1977The Best Thing for YouChet BakerA&M
1977WatermarkArt GarfunkelColumbia


  1. ^ "The Milwaukee Sentinel – May 31, 1977 – Jazz Musician Paul Desmond Dies at Age 52 – Google News Archive". May 31, 1977. Retrieved 2012-06-25. 
  2. ^ [1]
  3. ^ [2]
  4. ^ [3]
  5. ^
  6. ^ a b c d e f g Doyle, Brian (2004). Spirited Men: Story, Soul, and Substance. Cowley Publications. pp. 73–74. ISBN 1-56101-258-0. 
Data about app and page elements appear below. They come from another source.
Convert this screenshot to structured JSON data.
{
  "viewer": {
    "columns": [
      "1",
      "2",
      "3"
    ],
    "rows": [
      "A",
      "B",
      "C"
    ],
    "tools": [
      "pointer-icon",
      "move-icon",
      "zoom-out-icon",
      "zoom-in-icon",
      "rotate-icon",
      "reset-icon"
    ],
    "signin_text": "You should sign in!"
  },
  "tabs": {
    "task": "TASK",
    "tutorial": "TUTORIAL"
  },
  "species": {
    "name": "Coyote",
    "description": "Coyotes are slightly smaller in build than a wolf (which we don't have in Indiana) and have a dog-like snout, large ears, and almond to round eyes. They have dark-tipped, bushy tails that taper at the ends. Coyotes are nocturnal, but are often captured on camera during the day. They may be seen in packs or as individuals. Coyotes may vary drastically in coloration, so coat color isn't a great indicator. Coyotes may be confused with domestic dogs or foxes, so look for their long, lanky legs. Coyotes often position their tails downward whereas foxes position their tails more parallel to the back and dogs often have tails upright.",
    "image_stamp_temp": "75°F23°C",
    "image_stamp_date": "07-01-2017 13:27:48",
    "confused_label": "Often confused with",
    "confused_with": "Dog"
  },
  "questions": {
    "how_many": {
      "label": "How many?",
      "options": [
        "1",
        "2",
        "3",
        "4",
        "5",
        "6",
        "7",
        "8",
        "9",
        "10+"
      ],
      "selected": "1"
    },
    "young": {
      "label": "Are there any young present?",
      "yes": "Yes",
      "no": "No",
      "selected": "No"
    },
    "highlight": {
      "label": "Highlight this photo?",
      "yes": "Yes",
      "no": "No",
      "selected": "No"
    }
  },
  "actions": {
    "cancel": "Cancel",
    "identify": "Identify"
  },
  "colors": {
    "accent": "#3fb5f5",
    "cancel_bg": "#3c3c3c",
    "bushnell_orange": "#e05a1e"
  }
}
  7. ^ Smith, Hedrick (June 4, 2007). "Dave on Paul Desmond and the Quartet". 
  8. ^ a b Lees, Gene (2001). Cats of Any Color: Jazz Black and White. Da Capo Press. pp. 55–57. ISBN 0-306-80950-8. 
  9. ^ Martin, Henry (2004). Essential Jazz: The First 100 Years. Thomson Wadsworth. p. 314. ISBN 0-534-63810-4. 
  10. ^ a b c Robinson, Perry (2002). Perry Robinson: The Traveler. iUniverse. pp. 190–191. ISBN 0-595-21538-6. 
  11. ^ a b "Paul Desmond-isms". Retrieved 2013-09-22. 
  12. ^ Owens, Thomas (1995). Bebop: The Music and Its Players. Oxford University Press. p. 68. ISBN 0-19-510651-2. 
  13. ^ Ramsey, Doug (2005). Take Five: The Public and Private Lives of Paul Desmond. Seattle: Parkside Publications. pp. 102, 118, 216, 292. ISBN 0-9617266-7-9. 

External links[edit]